Identifying Antique Razors

One of the difficult aspects of identifying an antique razor is the fact that many vintage straight razors closely resemble antique razors; however, the materials used to make the handles can be a great tell of a razor's age. For example, things like bakelite and plastics were popular during the mid-century and would most likely be found on both a vintage straight razor and a safety razor. Looking at a straight razor's spine (the butcher-knife shaped blade) and/or tang (the piece connecting the handle to the blade) for any maker's marks or advertising can help you get an idea of the razor's age. However, dating these items is best left to a professional because tiny nuances in the shape of the handle or curve of the blade can indicate an entirely different era of one razor from another. If you'd like to do more research on a specific antique razor that you have, you can check out these detailed resources for more information.

Identifying Antique Razor

Notable Antique Razor Brands

The golden era of the antique razor is the mid-19th century to the early 20thth century, and the number of manufacturers from around the world that crafted their own versions of this grooming tool is quite prolific. Regionally, America, Germany, and England were well-known for the quality of their razors, and many modern razor collectors are attached to the different geographic styles that developed out of each location. Here are some of the most notable manufacturers that produced razors during the 19th and early 20th centuries:

  • Edwin Jagger
  • Kampfe Brothers
  • Gillette
  • Dovo
  • Frederick Reynolds
  • Krupp
  • Wade & Butcher
  • Robeson Cutting Co.

Antique Razor Values

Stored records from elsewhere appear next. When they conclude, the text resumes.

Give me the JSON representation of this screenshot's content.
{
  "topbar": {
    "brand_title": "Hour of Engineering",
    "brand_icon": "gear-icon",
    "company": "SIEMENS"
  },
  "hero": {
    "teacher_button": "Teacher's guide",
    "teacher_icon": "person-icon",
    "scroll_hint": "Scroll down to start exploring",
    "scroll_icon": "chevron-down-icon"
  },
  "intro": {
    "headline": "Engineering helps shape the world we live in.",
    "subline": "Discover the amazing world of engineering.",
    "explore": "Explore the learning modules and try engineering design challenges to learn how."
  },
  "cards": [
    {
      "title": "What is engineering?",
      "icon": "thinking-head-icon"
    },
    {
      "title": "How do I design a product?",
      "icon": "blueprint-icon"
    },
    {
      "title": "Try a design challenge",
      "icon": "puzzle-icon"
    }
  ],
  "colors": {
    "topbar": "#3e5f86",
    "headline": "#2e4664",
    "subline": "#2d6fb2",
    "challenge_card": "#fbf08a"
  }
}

There's a dedicated group of gentleman collectors who enjoy finding items related to the history of men's dress and the various accoutrements that gentlemen used to make themselves socially presentable, but casual collectors can compete with these seasoned professionals since most antique razors only cost between $100-$300. Take this 1920s Wardonia England safety razor that's listed for about $65, and this 19th century Frederick Reynold straight razor that's listed for nearly $100, for example. Restored razors, on the other hand, will cost a bit extra because they've been cleaned and sharpened to be prepped for immediate use; for instance, this Wade & Butcher "Celebrated Washington Razor" has been restored and is listed on Classic Shaving's website for almost $600.

Antique Razor Restoration

Now, some of you probably have an antique razor passed down to you from your grandfather or great-grandfather tucked away in a box of trinkets somewhere in your house, but you've always considered it to be too rusty to actually do anything with. Before you run to get that tetanus shot and try handling the aged beauty yourself, take a look at the various restoration services available specifically for antique razors. The Razor Emporium is a fabulous option as they specialize in the art of the shave and offer three different levels of restoration: tune-up, revamp, straight razor. Each of their services is under $50, making them a particularly affordable restoration business given the high prices other antique restoration experts can charge.

Vintage cut throat razor

Antique Razors Are the Cutting Edge

Forever memorialized as both a tool and a weapon in the classic Stephen Sondheim musical, Sweeney Todd: A Demon Barber of Fleet Street, the antique razor has established itself as an icon of gentlemen's dress in popular culture. Modern day hipsters began to bring back the tradition of shaving with straight razors in the 2010s, meaning that there's still a place for this historic practice in the modern world. However, you don't have to grow facial hair in order to enjoy the sleek designs of historic razors, and you can always put one of them on display in your home as a beautiful and threatening new decoration.

Antique Razor Collector's Guide: Brands That Make the Cut